=== Work to complete ===
Write out every line below that includes the word "clean".

Dataset items

━━━━━━━━━━━━━━━━

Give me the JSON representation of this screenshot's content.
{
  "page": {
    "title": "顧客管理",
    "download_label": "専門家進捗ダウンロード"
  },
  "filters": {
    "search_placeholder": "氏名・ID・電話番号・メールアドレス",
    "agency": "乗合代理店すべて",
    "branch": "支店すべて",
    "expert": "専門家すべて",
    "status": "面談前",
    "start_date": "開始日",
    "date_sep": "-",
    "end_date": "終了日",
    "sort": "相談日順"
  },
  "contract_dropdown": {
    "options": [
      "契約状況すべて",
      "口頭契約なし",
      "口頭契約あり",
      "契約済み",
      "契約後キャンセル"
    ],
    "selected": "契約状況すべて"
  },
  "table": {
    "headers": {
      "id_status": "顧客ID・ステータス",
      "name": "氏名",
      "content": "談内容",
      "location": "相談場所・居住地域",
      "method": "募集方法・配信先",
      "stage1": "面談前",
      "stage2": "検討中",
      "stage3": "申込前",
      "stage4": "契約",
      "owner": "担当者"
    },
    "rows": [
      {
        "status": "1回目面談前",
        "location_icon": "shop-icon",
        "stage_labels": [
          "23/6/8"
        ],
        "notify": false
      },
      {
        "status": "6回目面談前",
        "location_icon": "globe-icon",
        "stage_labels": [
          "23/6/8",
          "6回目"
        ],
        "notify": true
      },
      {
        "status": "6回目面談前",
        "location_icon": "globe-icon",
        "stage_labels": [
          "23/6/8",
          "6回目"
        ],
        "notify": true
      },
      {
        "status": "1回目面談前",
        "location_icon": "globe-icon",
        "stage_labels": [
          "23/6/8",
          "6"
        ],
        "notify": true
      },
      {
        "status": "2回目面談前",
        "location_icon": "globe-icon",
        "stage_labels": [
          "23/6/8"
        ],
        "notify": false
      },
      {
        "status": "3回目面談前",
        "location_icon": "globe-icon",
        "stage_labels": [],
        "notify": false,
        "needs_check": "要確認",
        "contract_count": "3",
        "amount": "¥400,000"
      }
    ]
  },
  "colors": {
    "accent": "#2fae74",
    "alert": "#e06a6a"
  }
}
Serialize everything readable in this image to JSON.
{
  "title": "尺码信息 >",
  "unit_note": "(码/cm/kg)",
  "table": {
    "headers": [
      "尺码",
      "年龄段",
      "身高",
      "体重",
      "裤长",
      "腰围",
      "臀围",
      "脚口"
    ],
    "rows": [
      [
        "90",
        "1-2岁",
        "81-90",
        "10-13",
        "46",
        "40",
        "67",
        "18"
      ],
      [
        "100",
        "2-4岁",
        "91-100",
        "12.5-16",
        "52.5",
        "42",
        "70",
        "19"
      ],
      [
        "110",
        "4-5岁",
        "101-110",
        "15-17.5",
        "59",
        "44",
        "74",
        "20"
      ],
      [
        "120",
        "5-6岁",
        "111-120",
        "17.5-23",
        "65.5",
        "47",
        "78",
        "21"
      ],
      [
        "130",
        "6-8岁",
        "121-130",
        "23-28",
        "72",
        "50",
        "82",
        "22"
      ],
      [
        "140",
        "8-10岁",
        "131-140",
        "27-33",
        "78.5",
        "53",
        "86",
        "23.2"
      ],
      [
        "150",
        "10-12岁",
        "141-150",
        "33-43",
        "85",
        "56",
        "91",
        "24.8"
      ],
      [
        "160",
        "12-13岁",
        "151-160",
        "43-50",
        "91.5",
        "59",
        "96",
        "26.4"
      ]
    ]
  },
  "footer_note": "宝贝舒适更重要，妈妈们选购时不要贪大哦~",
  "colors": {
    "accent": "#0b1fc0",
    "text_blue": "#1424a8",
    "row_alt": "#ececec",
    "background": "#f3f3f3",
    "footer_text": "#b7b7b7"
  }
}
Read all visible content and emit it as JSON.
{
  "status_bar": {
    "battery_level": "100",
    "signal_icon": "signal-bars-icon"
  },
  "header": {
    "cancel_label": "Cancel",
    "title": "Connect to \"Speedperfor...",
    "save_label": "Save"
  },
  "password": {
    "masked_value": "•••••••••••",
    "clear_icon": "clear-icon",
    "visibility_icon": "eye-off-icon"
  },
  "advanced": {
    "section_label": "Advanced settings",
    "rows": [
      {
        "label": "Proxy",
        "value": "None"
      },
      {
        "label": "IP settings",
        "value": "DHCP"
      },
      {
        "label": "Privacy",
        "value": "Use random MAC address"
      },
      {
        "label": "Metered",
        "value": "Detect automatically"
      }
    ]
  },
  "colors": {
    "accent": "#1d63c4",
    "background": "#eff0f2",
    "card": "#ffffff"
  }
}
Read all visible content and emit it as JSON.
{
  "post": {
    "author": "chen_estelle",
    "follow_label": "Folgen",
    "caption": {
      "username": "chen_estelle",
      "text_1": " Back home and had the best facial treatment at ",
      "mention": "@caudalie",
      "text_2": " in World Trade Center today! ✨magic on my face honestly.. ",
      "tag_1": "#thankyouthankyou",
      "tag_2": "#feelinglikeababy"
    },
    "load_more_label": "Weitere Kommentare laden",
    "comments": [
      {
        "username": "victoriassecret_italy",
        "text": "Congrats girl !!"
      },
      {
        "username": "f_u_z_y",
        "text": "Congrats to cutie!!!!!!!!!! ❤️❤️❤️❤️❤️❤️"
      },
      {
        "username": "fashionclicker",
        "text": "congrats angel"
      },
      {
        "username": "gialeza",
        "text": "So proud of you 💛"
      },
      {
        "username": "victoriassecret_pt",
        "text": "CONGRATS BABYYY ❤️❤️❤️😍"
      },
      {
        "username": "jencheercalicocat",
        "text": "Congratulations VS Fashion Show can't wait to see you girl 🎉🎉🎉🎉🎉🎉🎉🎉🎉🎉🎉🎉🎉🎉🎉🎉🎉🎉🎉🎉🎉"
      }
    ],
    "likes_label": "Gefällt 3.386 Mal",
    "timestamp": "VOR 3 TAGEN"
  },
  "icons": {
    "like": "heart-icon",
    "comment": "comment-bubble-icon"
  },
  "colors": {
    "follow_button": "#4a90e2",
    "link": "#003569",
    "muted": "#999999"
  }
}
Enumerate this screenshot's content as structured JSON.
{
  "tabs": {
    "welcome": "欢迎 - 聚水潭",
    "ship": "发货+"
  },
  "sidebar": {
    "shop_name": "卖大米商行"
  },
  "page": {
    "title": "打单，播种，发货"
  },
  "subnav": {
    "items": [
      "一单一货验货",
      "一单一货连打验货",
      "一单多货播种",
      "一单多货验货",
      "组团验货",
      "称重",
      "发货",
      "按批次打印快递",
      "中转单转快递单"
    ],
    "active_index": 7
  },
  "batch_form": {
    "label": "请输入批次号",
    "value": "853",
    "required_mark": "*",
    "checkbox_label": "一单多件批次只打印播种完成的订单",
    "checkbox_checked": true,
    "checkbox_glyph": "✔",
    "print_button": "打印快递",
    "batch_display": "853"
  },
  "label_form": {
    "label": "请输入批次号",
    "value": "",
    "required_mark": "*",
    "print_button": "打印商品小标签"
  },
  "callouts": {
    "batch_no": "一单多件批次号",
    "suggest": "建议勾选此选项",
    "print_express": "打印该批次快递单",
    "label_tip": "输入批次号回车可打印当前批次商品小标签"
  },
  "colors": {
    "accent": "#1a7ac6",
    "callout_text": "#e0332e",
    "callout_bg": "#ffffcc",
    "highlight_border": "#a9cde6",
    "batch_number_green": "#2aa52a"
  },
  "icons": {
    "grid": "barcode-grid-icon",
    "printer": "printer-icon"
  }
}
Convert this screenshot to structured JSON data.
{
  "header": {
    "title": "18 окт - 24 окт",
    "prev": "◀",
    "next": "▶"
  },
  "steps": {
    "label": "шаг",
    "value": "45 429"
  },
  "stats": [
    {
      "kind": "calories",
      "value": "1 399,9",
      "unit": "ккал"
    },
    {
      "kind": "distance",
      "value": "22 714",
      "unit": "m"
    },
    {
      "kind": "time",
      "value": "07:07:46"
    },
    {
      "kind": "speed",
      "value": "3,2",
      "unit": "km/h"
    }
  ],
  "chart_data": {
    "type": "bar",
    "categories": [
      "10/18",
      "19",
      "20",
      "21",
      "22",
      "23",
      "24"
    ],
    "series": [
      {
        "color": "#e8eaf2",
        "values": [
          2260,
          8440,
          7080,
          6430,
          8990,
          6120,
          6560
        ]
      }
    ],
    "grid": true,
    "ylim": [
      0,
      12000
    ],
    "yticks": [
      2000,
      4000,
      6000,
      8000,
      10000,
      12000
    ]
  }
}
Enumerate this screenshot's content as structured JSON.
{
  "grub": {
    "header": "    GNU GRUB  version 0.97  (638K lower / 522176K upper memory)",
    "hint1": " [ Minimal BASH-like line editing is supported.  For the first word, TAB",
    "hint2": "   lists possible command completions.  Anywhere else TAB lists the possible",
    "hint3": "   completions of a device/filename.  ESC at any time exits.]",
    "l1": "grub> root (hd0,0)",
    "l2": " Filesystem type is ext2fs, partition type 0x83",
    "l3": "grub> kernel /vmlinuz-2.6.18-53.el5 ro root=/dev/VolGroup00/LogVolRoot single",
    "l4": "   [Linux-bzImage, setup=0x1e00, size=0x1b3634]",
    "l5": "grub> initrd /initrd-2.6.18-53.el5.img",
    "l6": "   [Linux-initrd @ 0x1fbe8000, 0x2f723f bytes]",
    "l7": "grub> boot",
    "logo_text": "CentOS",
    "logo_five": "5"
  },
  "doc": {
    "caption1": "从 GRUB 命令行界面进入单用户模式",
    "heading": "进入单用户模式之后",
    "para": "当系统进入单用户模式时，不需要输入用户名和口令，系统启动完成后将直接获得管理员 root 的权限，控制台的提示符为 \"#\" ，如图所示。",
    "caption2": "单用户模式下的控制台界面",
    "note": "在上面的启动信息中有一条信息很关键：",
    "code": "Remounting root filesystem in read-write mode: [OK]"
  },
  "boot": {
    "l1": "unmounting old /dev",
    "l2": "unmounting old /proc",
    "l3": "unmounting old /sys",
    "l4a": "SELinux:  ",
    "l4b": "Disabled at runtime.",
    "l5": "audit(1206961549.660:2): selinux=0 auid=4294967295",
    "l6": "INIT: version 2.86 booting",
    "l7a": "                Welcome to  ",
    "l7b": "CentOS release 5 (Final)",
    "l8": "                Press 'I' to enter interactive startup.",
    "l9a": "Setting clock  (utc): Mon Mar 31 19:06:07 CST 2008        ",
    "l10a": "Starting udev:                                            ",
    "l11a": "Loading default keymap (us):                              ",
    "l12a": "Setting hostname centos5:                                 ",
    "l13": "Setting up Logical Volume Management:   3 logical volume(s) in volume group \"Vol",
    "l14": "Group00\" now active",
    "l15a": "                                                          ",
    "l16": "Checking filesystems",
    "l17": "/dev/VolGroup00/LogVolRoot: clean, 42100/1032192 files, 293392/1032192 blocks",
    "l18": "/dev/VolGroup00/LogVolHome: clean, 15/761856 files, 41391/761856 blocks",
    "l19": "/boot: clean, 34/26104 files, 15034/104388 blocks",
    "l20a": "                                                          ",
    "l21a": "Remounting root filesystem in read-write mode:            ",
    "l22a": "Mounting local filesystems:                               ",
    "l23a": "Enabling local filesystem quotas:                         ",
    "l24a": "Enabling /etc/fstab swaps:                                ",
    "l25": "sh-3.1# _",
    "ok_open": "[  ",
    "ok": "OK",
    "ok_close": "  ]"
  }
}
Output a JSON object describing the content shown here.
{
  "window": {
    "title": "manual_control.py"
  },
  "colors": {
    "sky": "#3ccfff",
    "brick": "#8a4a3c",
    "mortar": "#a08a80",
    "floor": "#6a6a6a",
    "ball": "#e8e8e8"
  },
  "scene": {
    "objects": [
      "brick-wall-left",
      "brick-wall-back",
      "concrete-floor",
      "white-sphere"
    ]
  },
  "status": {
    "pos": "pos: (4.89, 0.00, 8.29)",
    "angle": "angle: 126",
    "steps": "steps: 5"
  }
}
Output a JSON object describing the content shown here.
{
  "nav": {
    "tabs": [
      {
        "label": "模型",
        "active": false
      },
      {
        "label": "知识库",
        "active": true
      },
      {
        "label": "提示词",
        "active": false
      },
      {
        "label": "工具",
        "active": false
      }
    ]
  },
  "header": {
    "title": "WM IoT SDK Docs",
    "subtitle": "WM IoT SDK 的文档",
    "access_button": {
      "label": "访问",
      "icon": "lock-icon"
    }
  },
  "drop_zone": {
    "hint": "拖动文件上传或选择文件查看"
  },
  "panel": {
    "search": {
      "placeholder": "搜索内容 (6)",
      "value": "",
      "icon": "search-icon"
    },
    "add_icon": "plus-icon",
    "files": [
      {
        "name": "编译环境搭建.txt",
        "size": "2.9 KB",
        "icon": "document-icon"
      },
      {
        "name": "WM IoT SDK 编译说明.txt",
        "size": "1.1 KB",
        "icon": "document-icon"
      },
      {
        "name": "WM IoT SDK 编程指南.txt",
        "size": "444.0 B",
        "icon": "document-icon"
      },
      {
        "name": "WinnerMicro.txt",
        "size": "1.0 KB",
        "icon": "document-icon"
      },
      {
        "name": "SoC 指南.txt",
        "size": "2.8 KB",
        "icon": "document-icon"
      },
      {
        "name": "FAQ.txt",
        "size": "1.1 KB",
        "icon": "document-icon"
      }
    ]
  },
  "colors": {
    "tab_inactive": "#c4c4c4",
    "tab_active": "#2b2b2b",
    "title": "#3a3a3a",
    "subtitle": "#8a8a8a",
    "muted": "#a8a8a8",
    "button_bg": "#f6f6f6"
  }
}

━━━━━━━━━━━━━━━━

=== Problem solution ===
    "l17": "/dev/VolGroup00/LogVolRoot: clean, 42100/1032192 files, 293392/1032192 blocks",
    "l18": "/dev/VolGroup00/LogVolHome: clean, 15/761856 files, 41391/761856 blocks",
    "l19": "/boot: clean, 34/26104 files, 15034/104388 blocks",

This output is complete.